The food and beverage sector is one of the largest users of process heat in Australia. In 2019, the Australian Renewable Energy Agency (ARENA) commissioned the Renewable Energy Options for Industrial Process Heat report which outlines opportunities for industrial users to switch to renewable energy alternatives to provide process heat.
The report shows that shifting to renewable energy to generate process heat is possible for industrial sites over the short, medium and long-term using numerous technologies and approaches. These include:
- solar thermal.
In the food and beverage sector, all renewable energy options are worth consideration.
Bioenergy dominates the current use of renewable energy in the sector given the large use of biomass. In any situation where a waste or low-cost biomass resource is available, it is likely to offer a positive return on investment.
Many businesses in the sector have installed on-site rooftop solar PV systems. Solar thermal and geothermal options are worth considering, with economic performance depending on the resource at the site plus the temperature for the required heat.
The 4 cornerstones of the fourth industrial revolution are uncovering new pathways to manufacturing for the food and beverage industry.
- Networking of intelligent manufacturing systems.
- Coordination of manufacturing and logistics.
- Virtualisation and integration along the supply chain.
- Exponential technologies.
In order to embrace Industry 4.0, facilities need more types of reliable and accurate data. Acquiring data is made easier with new and advanced sensor technologies. Examples include:
- smart pressure sensors
- point level switches
- radar level sensors.
Bringing sensor process data together using the Internet of Things (IoT) helps drive smarter and faster business decisions.
Sensor technologies can also help trace contamination and eliminate sources of error. There are many varieties of intelligent identification systems which enable better traceability. For instance, radio frequency identification (RFID) labelling tracks crops right from harvesting to trace the origins of the cargo.
Another emerging technology is intelligent labelling. The combination of wireless labelling, software applications and cloud platforms lets consumers scan product labels with smart phones to ensure the product’s authenticity or to obtain information on ratings and customer loyalty programs.
See the Industry 4.0 guide for more information.
Abattoirs and meat processing case studies Government of Victoria
Energy Savings Measurement Guide Australian Government
Food and beverage industry capability statements Australian Government
Food processing and storage case studies Sustainability Victoria
Industrial refrigeration NSW Government
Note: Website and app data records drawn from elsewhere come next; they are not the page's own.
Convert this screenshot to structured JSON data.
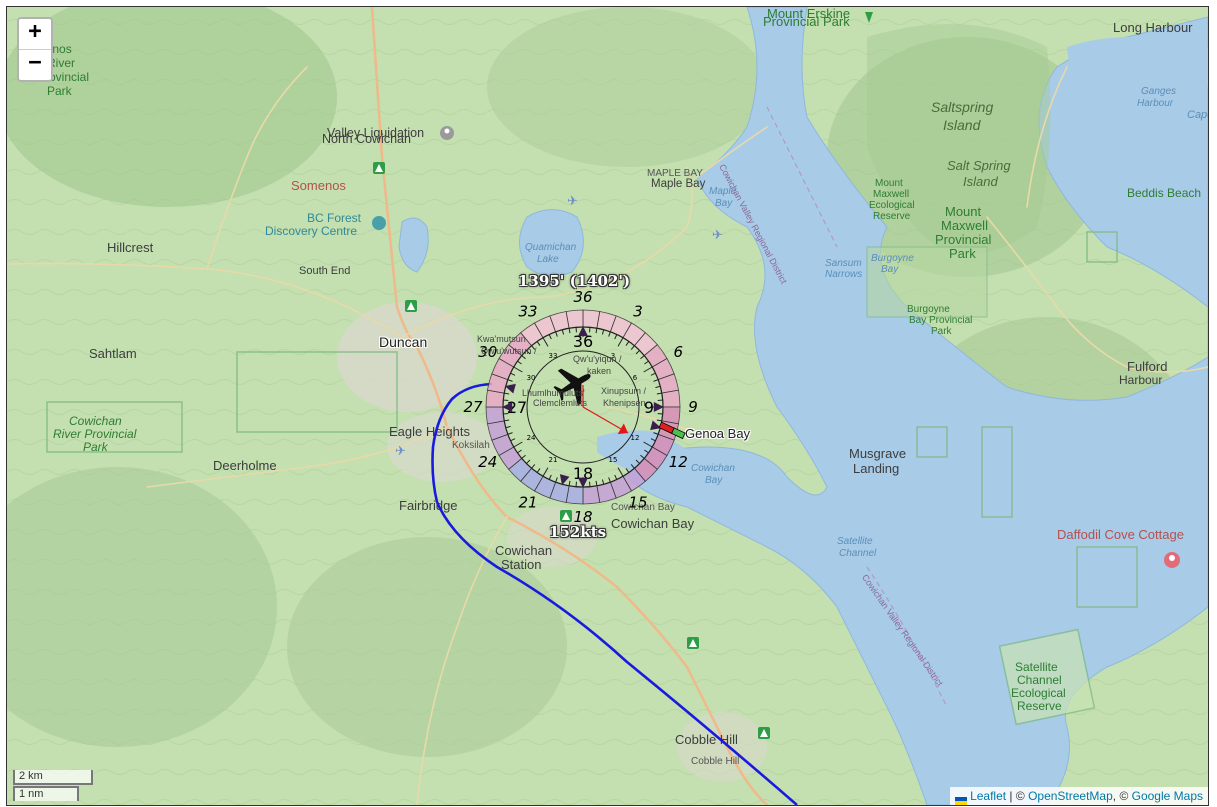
{
  "map": {
    "labels": {
      "mount_erskine": "Mount Erskine",
      "mount_erskine_park": "Provincial Park",
      "long_harbour": "Long Harbour",
      "somenos_top": "Somenos",
      "river": "River",
      "provincial": "Provincial",
      "park": "Park",
      "valley_liquidation": "Valley Liquidation",
      "north_cowichan": "North Cowichan",
      "somenos": "Somenos",
      "bc_forest": "BC Forest",
      "discovery_centre": "Discovery Centre",
      "hillcrest": "Hillcrest",
      "south_end": "South End",
      "quamichan_lake": "Quamichan",
      "quamichan_lake2": "Lake",
      "maple_bay_caps": "MAPLE BAY",
      "maple_bay": "Maple Bay",
      "maple_bay_water": "Maple",
      "maple_bay_water2": "Bay",
      "saltspring": "Saltspring",
      "saltspring2": "Island",
      "salt_spring": "Salt Spring",
      "salt_spring2": "Island",
      "ganges": "Ganges",
      "ganges2": "Harbour",
      "beddis": "Beddis Beach",
      "mount_maxwell_eco": "Mount",
      "mount_maxwell_eco2": "Maxwell",
      "mount_maxwell_eco3": "Ecological",
      "mount_maxwell_eco4": "Reserve",
      "mount_maxwell": "Mount",
      "maxwell": "Maxwell",
      "maxwell_provincial": "Provincial",
      "maxwell_park": "Park",
      "sansum": "Sansum",
      "sansum2": "Narrows",
      "burgoyne_bay": "Burgoyne",
      "burgoyne_bay2": "Bay",
      "burgoyne_park": "Burgoyne",
      "burgoyne_park2": "Bay Provincial",
      "burgoyne_park3": "Park",
      "sahtlam": "Sahtlam",
      "duncan": "Duncan",
      "cowichan_river": "Cowichan",
      "cowichan_river2": "River Provincial",
      "cowichan_river3": "Park",
      "eagle_heights": "Eagle Heights",
      "koksilah": "Koksilah",
      "deerholme": "Deerholme",
      "fairbridge": "Fairbridge",
      "genoa_bay": "Genoa Bay",
      "cowichan_bay_small": "Cowichan Bay",
      "cowichan_bay": "Cowichan Bay",
      "cowichan_bay_water": "Cowichan",
      "cowichan_bay_water2": "Bay",
      "cowichan_station": "Cowichan",
      "cowichan_station2": "Station",
      "musgrave": "Musgrave",
      "musgrave2": "Landing",
      "daffodil": "Daffodil Cove Cottage",
      "satellite_channel": "Satellite",
      "satellite_channel2": "Channel",
      "satellite_eco": "Satellite",
      "satellite_eco2": "Channel",
      "satellite_eco3": "Ecological",
      "satellite_eco4": "Reserve",
      "fulford": "Fulford",
      "fulford2": "Harbour",
      "cobble_hill": "Cobble Hill",
      "cobble_hill_small": "Cobble Hill",
      "cvrd": "Cowichan Valley Regional District",
      "cvrd2": "Cowichan Valley Regional District",
      "capo": "Capo",
      "xinupsum": "Xinupsum /",
      "khenipsen": "Khenipsen",
      "lhumlhumuluts": "Lhumlhumuluts'",
      "clemclemluts": "Clemclemluts",
      "quwutsun": "Qw'u'wutsun /",
      "kwamutsun": "Kwa'mutsun",
      "qw_yiqun": "Qw'u'yiqun /",
      "kaken": "kaken"
    }
  },
  "controls": {
    "zoom_in": "+",
    "zoom_out": "−"
  },
  "scale": {
    "metric": "2 km",
    "imperial": "1 nm"
  },
  "attribution": {
    "leaflet": "Leaflet",
    "sep1": " | © ",
    "osm": "OpenStreetMap",
    "sep2": ", © ",
    "google": "Google Maps"
  },
  "instrument": {
    "altitude": "1395' (1402')",
    "speed": "152kts",
    "outer_ticks": [
      "36",
      "3",
      "6",
      "9",
      "12",
      "15",
      "18",
      "21",
      "24",
      "27",
      "30",
      "33"
    ],
    "mid_ticks": [
      "36",
      "9",
      "18",
      "27"
    ],
    "inner_ticks": [
      "33",
      "30",
      "3",
      "6",
      "12",
      "15",
      "21",
      "24"
    ],
    "heading_deg": 60,
    "wind_bearing_deg": 120
  },
  "colors": {
    "track": "#1a1adf",
    "water": "#a8cbe8",
    "land": "#c4dfb0",
    "forest": "#b0d49c",
    "park_border": "#7db883",
    "road": "#f3c7a0",
    "attribution_link": "#0078a8"
  }
}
Publications and links to industry resources Food South Australia
Renewable Energy Options for Industrial Process Heat Australian Renewable Energy Agency
Winery Energy Saver Toolkit South Australian Wine Industry Association